**Exercise directions**
Report each line of the entries that contains the word "JSON", copied in full.

[Start of section]

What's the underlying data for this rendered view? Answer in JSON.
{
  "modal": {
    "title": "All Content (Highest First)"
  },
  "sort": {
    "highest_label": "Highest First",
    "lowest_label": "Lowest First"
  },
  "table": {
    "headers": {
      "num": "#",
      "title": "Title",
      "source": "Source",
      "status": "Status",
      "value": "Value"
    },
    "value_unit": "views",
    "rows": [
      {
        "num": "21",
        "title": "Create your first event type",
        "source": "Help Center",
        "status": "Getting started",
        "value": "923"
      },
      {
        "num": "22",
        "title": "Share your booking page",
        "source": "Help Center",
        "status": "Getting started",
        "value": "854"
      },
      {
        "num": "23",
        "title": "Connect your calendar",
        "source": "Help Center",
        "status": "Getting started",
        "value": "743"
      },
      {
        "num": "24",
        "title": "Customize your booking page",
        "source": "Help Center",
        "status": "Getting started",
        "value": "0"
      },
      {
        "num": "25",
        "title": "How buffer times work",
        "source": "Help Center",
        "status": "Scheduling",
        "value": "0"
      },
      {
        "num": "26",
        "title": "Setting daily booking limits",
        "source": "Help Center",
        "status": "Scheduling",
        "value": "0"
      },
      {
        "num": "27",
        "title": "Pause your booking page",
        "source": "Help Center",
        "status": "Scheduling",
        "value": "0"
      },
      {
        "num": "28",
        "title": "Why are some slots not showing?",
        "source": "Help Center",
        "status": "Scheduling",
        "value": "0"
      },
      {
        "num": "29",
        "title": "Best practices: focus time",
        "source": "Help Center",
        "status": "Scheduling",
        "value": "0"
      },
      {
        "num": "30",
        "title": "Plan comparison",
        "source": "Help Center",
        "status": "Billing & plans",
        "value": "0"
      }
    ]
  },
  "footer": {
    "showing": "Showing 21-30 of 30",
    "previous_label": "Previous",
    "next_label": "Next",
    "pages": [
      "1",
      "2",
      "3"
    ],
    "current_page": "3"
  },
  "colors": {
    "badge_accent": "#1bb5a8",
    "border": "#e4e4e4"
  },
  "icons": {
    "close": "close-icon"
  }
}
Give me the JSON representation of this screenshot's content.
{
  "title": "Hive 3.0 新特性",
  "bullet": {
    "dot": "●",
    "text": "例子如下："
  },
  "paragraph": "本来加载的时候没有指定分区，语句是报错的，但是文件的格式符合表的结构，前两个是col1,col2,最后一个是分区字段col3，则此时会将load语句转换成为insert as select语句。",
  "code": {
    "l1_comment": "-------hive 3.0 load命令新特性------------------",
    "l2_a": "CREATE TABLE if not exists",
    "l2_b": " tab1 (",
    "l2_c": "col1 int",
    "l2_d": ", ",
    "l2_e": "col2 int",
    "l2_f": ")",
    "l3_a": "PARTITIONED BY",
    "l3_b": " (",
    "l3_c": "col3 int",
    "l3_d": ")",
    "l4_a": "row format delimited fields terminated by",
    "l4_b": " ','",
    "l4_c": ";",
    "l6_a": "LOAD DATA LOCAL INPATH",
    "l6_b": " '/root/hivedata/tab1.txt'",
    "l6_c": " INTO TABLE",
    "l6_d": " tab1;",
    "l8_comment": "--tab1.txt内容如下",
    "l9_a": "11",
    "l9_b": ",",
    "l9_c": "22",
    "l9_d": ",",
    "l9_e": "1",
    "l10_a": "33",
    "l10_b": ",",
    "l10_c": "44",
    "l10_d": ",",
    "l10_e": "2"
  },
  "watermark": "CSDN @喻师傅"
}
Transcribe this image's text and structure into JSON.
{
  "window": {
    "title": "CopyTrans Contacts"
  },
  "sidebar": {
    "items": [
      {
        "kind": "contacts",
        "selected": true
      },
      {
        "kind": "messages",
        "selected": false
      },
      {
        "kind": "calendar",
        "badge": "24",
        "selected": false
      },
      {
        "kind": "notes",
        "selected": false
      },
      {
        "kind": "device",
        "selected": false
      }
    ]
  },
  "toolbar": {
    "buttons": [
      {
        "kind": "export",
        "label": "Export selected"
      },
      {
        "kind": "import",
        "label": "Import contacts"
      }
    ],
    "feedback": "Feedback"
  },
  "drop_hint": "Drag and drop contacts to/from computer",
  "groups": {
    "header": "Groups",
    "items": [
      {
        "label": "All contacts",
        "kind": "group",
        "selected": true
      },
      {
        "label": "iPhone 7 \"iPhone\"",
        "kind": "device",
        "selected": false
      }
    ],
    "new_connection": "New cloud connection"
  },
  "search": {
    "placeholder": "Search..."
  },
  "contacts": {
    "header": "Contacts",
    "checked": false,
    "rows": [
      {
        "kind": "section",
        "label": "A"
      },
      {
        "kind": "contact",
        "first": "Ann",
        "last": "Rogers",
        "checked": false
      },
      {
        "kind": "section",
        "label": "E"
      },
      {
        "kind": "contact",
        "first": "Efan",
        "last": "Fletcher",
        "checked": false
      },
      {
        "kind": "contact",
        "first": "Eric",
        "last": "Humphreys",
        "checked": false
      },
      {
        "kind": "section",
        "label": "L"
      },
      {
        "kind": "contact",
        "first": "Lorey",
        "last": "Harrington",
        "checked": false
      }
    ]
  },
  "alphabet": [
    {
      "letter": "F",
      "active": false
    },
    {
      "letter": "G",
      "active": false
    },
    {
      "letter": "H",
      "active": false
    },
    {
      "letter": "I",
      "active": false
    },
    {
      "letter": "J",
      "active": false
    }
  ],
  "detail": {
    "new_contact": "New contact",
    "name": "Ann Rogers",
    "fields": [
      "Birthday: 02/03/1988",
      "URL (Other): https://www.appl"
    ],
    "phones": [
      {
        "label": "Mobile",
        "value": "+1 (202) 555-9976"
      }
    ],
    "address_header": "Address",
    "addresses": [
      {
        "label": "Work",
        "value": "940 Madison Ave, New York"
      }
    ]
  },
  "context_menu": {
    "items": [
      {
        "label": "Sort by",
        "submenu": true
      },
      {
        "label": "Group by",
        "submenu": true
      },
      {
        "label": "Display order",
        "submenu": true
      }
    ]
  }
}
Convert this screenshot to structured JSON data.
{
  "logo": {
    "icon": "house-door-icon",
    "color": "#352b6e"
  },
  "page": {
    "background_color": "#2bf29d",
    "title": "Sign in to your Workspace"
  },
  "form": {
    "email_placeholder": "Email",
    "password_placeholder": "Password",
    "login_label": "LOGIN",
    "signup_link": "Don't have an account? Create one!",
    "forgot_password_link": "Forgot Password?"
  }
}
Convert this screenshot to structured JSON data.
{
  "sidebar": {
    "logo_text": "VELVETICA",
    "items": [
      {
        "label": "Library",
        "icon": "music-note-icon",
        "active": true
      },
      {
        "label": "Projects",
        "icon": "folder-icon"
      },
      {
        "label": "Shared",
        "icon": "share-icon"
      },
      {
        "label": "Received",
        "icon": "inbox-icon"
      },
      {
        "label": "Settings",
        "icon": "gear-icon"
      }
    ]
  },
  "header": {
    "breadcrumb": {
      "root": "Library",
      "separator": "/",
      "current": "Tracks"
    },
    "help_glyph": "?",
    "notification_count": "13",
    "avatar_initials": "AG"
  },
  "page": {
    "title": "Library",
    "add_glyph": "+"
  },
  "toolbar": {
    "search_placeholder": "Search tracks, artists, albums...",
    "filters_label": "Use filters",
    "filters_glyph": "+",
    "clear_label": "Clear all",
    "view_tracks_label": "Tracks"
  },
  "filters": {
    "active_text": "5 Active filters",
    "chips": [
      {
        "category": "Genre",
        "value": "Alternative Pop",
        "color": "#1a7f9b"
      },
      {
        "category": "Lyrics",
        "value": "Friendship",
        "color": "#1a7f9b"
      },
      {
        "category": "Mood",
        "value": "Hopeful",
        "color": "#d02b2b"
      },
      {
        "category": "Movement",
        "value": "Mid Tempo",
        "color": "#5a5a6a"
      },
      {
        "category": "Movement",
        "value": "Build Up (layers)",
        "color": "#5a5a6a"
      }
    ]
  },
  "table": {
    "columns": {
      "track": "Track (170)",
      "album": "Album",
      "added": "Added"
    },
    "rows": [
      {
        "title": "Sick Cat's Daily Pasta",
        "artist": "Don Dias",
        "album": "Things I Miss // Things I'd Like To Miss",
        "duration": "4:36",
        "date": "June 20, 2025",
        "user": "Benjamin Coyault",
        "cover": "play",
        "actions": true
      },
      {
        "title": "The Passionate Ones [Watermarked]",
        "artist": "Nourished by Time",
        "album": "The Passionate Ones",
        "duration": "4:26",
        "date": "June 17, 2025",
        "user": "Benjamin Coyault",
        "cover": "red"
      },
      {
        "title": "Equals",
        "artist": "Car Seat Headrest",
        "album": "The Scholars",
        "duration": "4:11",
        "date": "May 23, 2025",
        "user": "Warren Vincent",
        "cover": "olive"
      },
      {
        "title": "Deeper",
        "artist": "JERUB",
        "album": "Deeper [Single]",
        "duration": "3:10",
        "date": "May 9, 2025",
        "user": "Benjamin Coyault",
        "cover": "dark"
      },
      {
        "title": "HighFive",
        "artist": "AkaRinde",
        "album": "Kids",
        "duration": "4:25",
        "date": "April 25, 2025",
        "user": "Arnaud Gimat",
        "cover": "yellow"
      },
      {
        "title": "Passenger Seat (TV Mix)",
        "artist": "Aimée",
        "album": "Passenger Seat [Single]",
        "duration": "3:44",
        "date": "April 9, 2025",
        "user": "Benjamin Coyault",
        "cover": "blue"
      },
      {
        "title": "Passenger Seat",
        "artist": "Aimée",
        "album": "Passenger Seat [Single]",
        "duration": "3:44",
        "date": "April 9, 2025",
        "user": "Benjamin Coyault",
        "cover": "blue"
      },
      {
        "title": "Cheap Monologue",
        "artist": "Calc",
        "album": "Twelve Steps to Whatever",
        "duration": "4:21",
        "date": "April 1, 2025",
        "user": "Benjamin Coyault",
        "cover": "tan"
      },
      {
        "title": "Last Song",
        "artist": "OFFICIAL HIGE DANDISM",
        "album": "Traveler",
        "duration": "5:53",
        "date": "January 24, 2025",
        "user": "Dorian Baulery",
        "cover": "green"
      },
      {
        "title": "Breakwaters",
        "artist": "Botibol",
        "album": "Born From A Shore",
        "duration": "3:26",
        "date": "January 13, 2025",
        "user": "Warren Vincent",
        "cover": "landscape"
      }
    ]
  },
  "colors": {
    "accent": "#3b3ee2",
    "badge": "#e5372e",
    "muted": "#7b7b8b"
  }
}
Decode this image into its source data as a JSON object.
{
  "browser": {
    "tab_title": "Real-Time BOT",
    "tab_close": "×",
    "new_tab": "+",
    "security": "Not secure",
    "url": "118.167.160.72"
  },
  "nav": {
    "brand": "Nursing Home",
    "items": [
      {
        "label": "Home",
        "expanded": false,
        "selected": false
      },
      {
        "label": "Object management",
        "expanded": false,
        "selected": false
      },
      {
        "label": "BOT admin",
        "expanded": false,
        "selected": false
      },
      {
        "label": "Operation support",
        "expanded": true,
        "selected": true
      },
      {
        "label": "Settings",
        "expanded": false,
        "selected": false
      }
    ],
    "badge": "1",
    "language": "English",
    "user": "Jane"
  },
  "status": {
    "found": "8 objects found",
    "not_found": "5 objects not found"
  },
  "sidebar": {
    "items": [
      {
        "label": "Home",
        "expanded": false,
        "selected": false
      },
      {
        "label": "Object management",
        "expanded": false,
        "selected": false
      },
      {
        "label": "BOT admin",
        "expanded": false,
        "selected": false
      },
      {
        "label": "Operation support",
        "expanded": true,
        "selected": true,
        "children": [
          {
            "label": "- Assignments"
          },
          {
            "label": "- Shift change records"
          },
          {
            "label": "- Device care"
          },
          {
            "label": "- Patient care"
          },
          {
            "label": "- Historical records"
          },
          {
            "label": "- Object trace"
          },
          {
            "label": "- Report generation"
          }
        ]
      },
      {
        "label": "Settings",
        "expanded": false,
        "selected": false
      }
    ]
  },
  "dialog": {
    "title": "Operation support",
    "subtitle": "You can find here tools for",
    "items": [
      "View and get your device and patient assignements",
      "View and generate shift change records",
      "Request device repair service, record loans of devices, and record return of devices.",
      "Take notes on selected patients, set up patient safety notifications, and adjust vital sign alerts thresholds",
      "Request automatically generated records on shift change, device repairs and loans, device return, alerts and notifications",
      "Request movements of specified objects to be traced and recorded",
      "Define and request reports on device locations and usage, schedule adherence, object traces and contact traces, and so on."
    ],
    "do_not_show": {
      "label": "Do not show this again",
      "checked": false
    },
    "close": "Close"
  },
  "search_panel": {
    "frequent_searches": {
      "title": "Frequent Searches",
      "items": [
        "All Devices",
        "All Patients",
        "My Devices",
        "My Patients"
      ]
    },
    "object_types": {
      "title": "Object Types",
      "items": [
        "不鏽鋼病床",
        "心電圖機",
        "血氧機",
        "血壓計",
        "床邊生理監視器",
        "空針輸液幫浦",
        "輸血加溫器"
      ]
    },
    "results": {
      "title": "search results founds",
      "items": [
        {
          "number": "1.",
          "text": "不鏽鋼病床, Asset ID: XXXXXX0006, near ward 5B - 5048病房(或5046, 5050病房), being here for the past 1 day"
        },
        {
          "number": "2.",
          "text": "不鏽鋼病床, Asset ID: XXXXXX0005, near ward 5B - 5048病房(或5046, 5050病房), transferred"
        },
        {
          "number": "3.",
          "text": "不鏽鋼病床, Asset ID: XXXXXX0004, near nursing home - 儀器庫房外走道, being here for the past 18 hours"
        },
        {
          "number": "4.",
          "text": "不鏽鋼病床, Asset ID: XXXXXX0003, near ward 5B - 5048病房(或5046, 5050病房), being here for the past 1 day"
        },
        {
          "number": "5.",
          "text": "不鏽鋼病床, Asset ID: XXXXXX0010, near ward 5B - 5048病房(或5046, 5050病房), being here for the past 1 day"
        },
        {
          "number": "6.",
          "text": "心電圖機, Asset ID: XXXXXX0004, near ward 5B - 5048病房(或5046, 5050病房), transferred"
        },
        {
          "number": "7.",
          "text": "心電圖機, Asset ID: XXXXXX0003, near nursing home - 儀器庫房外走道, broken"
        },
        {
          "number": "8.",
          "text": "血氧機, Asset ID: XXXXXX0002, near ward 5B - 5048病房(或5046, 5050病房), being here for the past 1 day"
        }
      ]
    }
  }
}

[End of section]

**Answer section**
What's the underlying data for this rendered view? Answer in JSON.
Give me the JSON representation of this screenshot's content.
Transcribe this image's text and structure into JSON.
Convert this screenshot to structured JSON data.
Convert this screenshot to structured JSON data.
Decode this image into its source data as a JSON object.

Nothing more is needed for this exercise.